Was there a CCO in place before you? If not, why now? What was the catalyst to hire you/fill this position?
"No, I’m the first. The catalyst was through conversations with a Digital Experience firm that made it clear that we would be better off as an organization if we had a CCO to help unify customer experience.
What was/has been your biggest challenge in the role? And how have you overcome it?
"My biggest challenge is that I’m an introvert, so one of my natural tendencies is not to consistently share what we’re doing as well as our successes. I would say I still have not entirely overcome this. The way I’ve mitigated it has, in fact, been one of my greatest accomplishments which I’ll discuss below."
What are critical success factors of the CCO role?
"There are several factors that I believe are critical to the success of this role. You must be part of the executive team and have a direct line to your CEO. You must get mindshare with your fellow executives so that when you want to move work forward you can have support and gather resources from their organization to design holistic solutions. You must work across the silos, leveraging their competitive advantages - and not try to destroy them."
What has/have been your greatest accomplishment(s)?
"My greatest accomplishment is enabling others to be successful in serving our customers. I have been able to bring understanding of the Customer Experience discipline to staff across our organization, enabling them to put the customer first and lead initiatives in their areas of business without my direction."
Against which KPIs are you measured?
"In general, we’re using CSAT, CES (customer effort score), and NPS as quantitative measures. We’d like to add revenue and retention data alongside these, but that is still a work in progress."
Any advice for future CCOs?
"You can’t do it all yourself. You must teach and empower others to do this work with and for you. Don’t be afraid of that, if you get the executive mindshare, educate colleagues, and make the customer essential to the DNA of your organization, you will work yourself out of a job.

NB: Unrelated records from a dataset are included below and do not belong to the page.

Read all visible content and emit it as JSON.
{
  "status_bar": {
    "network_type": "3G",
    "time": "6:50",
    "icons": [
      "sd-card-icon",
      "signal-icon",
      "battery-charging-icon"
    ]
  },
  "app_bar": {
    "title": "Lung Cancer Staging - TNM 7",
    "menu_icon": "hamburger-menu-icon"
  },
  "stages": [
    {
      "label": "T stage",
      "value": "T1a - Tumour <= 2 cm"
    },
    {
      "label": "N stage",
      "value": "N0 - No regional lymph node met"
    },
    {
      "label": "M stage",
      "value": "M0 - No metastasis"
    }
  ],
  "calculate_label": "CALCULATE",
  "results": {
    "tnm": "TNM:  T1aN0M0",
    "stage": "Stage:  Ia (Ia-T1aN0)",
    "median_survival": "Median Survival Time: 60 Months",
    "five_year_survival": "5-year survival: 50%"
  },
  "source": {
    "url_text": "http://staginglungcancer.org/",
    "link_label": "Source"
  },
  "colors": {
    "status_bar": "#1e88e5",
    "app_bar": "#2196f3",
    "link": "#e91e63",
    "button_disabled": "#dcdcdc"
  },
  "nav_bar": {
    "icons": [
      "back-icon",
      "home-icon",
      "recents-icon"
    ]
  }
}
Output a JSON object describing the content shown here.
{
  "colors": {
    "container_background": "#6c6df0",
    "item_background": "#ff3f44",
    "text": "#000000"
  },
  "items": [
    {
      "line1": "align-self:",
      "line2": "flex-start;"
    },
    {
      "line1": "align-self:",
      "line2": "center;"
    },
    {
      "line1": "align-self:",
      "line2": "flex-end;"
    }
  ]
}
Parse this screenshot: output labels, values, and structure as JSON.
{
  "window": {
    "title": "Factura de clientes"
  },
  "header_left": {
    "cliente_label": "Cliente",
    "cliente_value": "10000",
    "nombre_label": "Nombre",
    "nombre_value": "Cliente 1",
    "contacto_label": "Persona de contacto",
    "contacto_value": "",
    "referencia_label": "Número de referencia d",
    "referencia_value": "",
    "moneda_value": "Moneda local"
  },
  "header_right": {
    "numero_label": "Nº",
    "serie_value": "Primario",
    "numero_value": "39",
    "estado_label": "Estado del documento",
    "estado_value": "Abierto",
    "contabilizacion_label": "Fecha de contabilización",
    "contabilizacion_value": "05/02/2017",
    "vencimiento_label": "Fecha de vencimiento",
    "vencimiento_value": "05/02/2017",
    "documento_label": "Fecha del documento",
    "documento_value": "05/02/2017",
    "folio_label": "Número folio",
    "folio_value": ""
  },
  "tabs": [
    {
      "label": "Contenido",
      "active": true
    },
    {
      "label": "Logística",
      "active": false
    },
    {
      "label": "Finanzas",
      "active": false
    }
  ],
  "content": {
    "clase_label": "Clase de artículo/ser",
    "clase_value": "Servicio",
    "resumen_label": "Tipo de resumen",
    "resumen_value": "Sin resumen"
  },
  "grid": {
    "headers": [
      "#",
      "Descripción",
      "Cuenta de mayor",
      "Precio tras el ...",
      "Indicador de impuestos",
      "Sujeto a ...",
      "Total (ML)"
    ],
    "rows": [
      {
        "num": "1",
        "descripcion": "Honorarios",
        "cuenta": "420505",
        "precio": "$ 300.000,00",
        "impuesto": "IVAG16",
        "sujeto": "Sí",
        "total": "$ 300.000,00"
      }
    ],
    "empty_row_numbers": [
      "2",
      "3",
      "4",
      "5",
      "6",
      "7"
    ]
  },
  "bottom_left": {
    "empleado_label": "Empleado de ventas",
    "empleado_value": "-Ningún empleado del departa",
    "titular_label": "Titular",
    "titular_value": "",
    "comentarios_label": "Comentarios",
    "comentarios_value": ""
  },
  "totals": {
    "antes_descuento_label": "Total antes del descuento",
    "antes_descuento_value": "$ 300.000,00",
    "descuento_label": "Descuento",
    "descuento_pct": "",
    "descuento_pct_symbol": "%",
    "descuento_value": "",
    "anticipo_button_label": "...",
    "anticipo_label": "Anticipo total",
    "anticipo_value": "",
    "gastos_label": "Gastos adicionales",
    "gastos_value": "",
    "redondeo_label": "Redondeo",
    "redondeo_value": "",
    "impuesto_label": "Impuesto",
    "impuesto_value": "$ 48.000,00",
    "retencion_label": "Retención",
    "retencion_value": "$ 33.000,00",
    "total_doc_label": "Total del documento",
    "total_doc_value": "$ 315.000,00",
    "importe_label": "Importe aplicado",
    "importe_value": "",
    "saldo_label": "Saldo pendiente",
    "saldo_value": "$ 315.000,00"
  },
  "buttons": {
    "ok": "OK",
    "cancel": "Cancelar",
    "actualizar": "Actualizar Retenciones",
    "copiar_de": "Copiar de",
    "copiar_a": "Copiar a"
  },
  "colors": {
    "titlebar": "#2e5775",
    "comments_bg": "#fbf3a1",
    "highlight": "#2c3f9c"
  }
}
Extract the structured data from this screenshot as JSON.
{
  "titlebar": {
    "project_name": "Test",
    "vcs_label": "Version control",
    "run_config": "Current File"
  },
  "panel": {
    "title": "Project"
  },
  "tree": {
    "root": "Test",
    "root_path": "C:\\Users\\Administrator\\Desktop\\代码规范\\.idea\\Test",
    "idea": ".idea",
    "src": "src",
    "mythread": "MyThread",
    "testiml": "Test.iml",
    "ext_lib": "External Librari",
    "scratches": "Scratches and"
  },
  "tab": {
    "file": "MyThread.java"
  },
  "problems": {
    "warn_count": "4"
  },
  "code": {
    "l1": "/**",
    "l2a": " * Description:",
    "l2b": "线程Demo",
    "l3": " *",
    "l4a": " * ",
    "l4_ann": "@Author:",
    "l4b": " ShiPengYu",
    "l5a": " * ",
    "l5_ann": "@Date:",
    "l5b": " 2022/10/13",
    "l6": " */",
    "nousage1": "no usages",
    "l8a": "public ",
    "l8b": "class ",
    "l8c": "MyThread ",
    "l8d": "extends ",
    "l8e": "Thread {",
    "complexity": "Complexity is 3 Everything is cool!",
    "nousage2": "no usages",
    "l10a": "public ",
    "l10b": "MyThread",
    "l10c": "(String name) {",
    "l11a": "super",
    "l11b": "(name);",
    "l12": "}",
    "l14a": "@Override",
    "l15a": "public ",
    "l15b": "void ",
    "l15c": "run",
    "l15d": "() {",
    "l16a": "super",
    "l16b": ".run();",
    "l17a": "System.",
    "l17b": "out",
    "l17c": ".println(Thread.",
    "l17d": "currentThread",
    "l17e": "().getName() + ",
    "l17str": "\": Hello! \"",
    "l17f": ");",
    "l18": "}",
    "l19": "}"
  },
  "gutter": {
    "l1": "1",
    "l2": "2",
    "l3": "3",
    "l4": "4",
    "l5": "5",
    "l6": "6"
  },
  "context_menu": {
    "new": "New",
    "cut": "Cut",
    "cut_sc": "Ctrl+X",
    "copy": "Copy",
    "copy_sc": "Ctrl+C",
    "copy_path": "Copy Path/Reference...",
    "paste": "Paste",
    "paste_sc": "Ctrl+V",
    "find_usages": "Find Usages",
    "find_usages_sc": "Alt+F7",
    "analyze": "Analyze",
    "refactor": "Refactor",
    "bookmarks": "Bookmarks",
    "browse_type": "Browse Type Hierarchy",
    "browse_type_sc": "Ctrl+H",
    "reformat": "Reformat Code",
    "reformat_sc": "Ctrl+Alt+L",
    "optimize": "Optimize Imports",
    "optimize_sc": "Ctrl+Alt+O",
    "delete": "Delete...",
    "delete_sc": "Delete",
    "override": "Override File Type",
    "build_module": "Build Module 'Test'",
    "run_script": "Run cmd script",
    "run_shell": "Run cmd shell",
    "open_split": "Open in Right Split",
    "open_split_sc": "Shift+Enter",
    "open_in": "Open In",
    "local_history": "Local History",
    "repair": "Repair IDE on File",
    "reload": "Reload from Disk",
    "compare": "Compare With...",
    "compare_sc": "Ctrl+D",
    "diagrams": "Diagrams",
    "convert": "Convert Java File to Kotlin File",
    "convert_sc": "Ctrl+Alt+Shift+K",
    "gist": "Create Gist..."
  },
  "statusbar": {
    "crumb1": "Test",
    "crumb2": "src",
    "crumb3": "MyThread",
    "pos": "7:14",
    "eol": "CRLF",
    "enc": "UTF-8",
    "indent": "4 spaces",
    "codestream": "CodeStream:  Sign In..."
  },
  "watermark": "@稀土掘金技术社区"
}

If you do, consider yourself a tremendous success, and don’t worry; there will be plenty of other organizations that still need your help and guidance on this journey."
Want more to hear more?
Download a complimentary copy of the ebook here.